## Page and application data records

==*==

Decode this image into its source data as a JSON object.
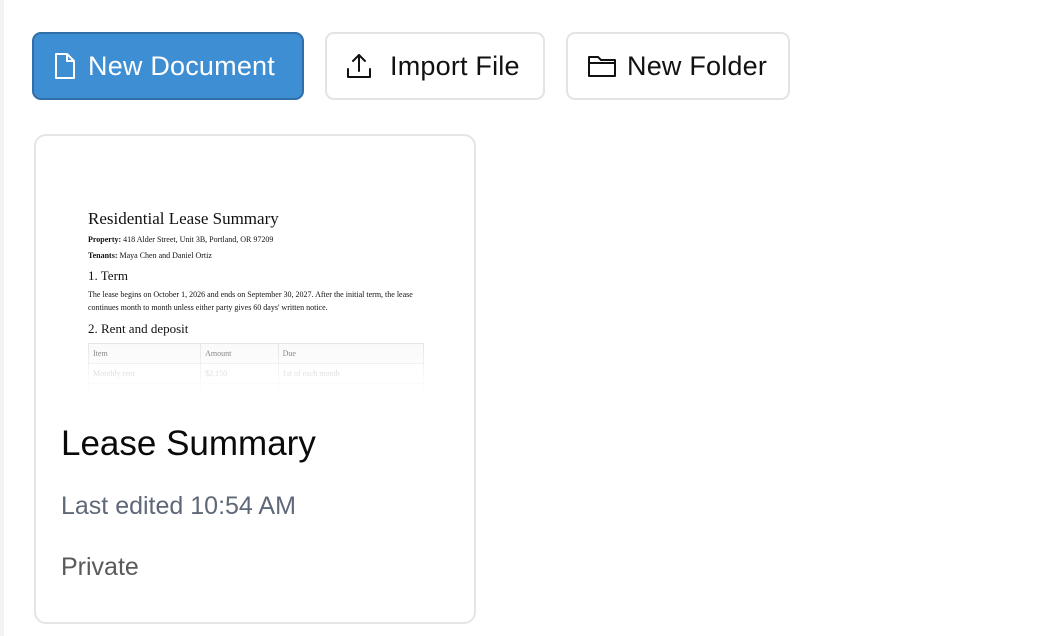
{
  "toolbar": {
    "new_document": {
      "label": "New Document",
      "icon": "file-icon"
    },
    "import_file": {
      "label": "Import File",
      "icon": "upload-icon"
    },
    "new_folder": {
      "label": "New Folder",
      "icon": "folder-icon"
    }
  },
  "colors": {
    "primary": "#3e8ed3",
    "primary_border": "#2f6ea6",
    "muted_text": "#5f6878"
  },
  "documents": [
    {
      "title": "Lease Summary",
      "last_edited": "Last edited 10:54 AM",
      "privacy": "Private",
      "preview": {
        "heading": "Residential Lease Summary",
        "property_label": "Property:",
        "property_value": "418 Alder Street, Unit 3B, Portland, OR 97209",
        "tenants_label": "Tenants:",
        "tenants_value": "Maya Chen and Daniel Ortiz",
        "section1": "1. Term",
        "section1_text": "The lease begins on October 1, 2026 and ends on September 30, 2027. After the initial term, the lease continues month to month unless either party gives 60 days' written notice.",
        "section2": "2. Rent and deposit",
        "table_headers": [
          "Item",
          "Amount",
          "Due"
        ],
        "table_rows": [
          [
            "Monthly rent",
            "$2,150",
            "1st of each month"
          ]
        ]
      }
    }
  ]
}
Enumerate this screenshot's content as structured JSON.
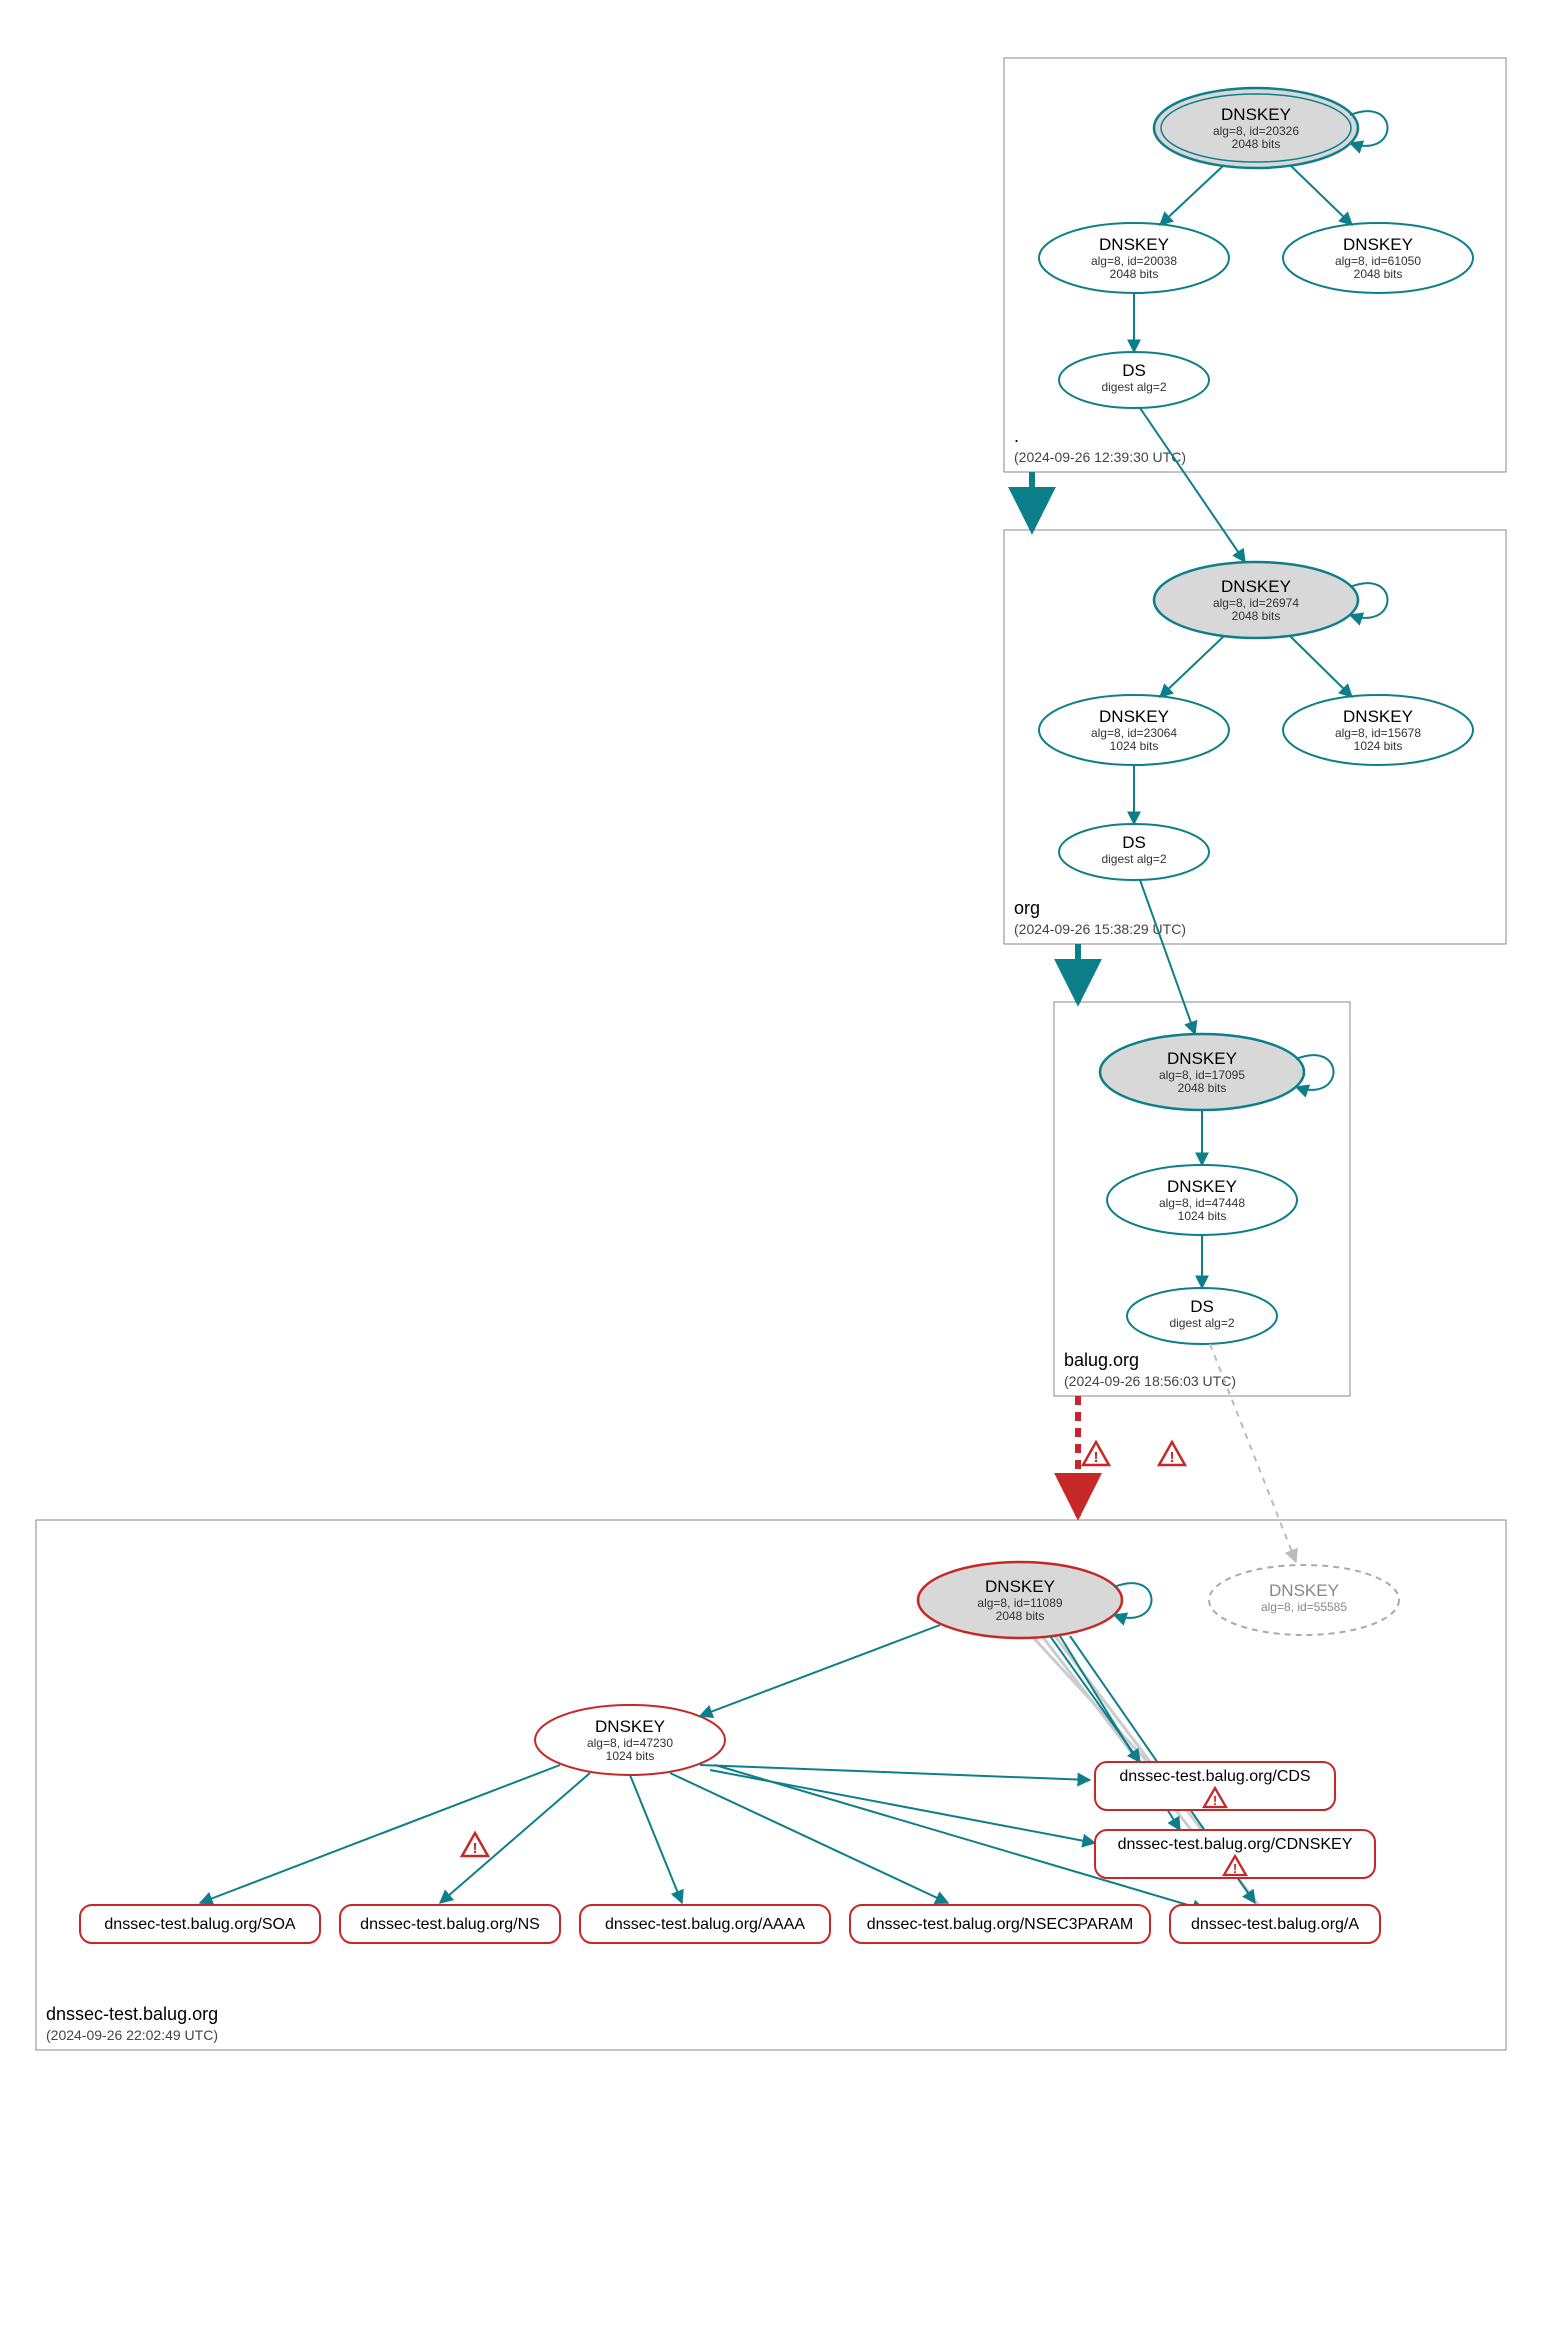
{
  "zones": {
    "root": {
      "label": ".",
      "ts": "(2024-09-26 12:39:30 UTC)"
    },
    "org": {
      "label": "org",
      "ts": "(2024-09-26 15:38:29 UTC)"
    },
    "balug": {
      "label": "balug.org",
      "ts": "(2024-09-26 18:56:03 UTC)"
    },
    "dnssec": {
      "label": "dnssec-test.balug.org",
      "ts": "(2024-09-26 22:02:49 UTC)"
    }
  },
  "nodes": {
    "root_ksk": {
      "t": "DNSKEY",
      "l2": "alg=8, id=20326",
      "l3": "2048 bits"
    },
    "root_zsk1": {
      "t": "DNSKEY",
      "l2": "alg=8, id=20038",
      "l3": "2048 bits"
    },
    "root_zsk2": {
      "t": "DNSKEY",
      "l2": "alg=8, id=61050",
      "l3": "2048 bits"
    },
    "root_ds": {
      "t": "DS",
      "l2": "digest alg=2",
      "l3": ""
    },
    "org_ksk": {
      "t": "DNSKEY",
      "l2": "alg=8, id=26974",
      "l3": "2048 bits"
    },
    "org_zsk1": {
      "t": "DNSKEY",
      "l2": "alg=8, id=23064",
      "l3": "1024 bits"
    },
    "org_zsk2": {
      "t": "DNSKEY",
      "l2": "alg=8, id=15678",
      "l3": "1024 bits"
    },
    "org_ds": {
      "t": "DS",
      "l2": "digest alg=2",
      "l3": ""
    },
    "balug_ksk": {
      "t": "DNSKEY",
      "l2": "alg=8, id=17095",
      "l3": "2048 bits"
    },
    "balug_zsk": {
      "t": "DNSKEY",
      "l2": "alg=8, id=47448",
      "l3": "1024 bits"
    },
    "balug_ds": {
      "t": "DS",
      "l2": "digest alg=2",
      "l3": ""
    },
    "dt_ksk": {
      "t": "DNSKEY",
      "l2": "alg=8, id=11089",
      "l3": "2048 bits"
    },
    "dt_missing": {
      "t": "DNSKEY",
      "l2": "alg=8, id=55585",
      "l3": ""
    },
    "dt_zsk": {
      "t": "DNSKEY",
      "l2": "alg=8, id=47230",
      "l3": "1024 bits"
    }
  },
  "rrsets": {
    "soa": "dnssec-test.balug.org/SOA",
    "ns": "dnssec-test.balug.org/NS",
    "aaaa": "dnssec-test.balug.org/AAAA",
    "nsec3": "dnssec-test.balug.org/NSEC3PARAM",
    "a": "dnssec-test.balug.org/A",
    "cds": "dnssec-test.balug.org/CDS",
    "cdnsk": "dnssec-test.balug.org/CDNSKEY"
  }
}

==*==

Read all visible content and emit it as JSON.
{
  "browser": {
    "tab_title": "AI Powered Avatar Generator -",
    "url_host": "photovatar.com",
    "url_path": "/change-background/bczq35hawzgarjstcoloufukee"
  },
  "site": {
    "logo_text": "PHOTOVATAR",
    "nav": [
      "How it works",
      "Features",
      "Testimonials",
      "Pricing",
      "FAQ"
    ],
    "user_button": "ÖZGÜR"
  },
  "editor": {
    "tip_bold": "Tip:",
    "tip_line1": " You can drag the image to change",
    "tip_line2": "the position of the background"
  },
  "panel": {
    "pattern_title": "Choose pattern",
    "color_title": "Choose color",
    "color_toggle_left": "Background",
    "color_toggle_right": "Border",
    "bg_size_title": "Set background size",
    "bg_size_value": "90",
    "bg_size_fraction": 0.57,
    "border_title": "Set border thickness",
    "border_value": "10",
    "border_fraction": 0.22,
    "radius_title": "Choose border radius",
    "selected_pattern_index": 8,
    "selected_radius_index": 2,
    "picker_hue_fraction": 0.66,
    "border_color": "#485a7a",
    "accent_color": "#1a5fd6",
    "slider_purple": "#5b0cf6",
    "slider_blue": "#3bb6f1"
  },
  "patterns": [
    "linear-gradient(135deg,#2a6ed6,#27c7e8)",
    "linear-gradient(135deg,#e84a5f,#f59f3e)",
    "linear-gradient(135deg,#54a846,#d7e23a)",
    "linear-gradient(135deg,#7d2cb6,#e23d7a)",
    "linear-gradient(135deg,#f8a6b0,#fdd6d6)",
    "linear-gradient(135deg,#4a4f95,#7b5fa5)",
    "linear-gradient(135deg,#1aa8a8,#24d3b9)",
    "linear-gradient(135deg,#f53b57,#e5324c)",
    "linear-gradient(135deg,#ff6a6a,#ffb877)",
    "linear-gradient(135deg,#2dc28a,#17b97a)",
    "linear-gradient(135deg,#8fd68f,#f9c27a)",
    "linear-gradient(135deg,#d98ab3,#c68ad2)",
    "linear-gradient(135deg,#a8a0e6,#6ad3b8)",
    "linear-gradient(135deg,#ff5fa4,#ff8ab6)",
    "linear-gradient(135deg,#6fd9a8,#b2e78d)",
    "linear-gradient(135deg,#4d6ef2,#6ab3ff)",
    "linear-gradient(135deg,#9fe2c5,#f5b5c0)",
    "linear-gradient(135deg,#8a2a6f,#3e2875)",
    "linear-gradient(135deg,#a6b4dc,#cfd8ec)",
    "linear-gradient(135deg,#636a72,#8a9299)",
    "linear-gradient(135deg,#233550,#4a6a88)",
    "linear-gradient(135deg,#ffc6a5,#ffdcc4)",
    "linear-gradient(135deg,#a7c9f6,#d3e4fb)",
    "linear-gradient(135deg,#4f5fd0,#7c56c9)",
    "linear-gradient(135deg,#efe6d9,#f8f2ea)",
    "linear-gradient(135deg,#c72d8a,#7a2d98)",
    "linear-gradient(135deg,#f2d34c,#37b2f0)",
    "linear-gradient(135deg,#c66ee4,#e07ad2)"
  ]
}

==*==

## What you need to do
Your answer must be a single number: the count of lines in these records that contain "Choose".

## Response
3